- Goal of the exercise:
Please copy every line with the string "time" from the entries below.

- Given data:

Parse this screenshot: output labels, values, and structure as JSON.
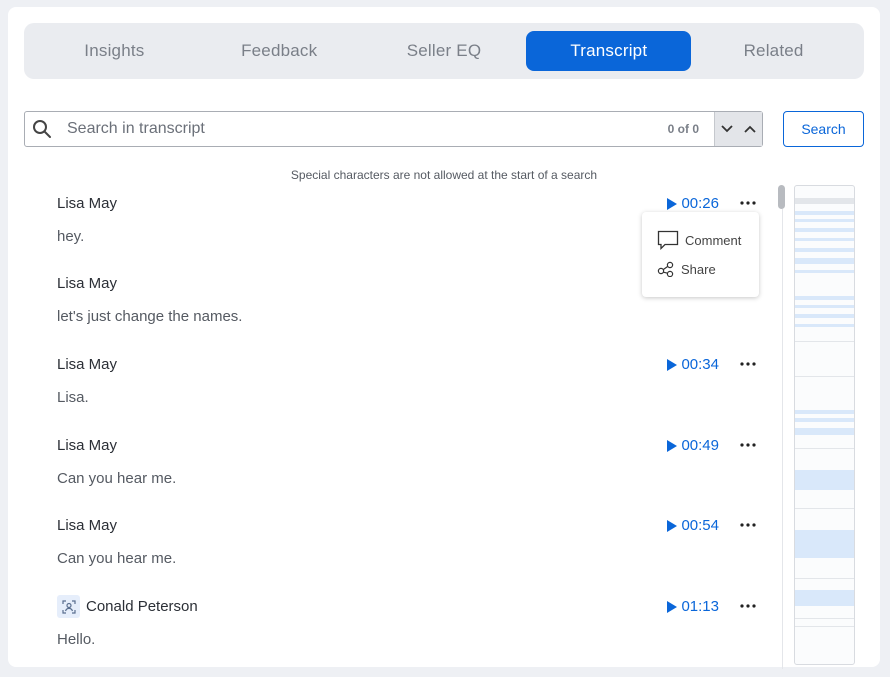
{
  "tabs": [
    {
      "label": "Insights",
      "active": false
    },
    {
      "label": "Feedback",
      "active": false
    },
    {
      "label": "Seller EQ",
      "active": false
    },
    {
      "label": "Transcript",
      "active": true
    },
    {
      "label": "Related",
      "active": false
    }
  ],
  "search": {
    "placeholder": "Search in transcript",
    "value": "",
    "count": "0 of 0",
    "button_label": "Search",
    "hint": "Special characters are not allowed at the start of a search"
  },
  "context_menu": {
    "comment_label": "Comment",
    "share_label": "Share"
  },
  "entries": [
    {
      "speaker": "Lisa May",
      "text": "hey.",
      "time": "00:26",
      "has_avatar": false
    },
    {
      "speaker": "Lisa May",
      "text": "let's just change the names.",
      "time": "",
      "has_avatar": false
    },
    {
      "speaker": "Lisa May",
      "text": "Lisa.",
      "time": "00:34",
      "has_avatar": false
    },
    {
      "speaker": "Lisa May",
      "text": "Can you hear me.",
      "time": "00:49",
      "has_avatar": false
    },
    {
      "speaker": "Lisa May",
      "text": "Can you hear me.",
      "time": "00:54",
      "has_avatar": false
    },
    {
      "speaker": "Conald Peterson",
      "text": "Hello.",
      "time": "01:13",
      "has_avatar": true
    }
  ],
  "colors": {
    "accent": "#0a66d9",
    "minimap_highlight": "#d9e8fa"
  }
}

- Task response:
      "time": "00:26",
      "time": "",
      "time": "00:34",
      "time": "00:49",
      "time": "00:54",
      "time": "01:13",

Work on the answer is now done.